An event promoting today’s International Day of Climate Action and bemoaning the vanishing Halifax Commons was held Friday afternoon. Less than one-third of the Halifax Common’s original 95.1 hectares, granted in 1763 by King George III, is public open space, say Friends of the Halifax Common.
Members and supporters drew a line around the entire perimeter of the original Commons. Volunteers were supplied with chalk at various meeting points around the site.
“Our vanishing Halifax Common(s) is a metaphor for the disappearance of our global Common, most urgently our atmosphere and climate,”” said Friends member Sheila Hunt.
“Our air, water, and land — the common heritage of all people — are being degraded,” she said in a release. “How we choose to deal with the finite natural resources of our planet has lasting repercussions for future generations.”
Today, the climate change event begins at 2 p.m. near the pavilion on the Commons, which is by the park’s swimming and wading pools.
The event is part of the global <https://www.350.org/>350.org movement.
Similar happenings are being planned for Wolfville, Bridgewater and other communities in the province.
Canadian delegates in December will join those from other countries for a UN summit on climate change in Copenhagen.
Regarding the dwindling Commons, Coun. Dawn Sloane (Halifax Downtown) said many residents in her district would like to see land reclaimed for use as public green space.
This is a test
But priorities shift, she said, and decision-makers must address society’s needs.
Ms. Sloane pointed to the site of the former Queen Elizabeth High School, which she said is on original Halifax Commons land.
She said the property is part of a land swap with the province, and the government could end up using it for additional space for the Queen Elizabeth II Health Sciences Centre.
Having said that, Ms. Sloane said she supports at least considering the possibility of reclaiming Commons land when an opportunity arises.
“I think it’s something that we have to have in the back of our heads when we see land swaps or land deals going on,” she told The Chronicle Herald.
According to the Friends, halting the land swallowing that’s gone on is just what the politicians should be doing.
“The lack of appreciation of the need for green space allowed the land to be assigned other uses over the years, including hospitals, schools and other public and private institutions.
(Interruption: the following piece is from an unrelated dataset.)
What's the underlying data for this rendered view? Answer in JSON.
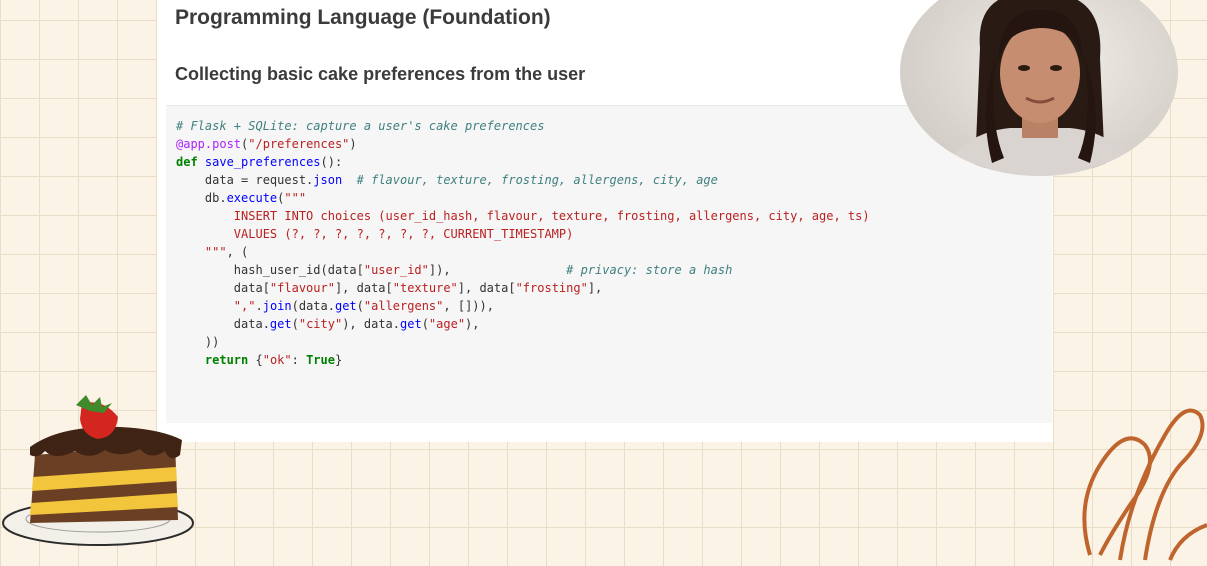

It’s time to halt, or even reverse, that trend,” says the group’s website.
’Our vanishing Halifax Common(s) is a metaphor for the disappearance of our global Common, most urgently our atmosphere and climate’ SHEILA HUNT – Friends of the Halifax Common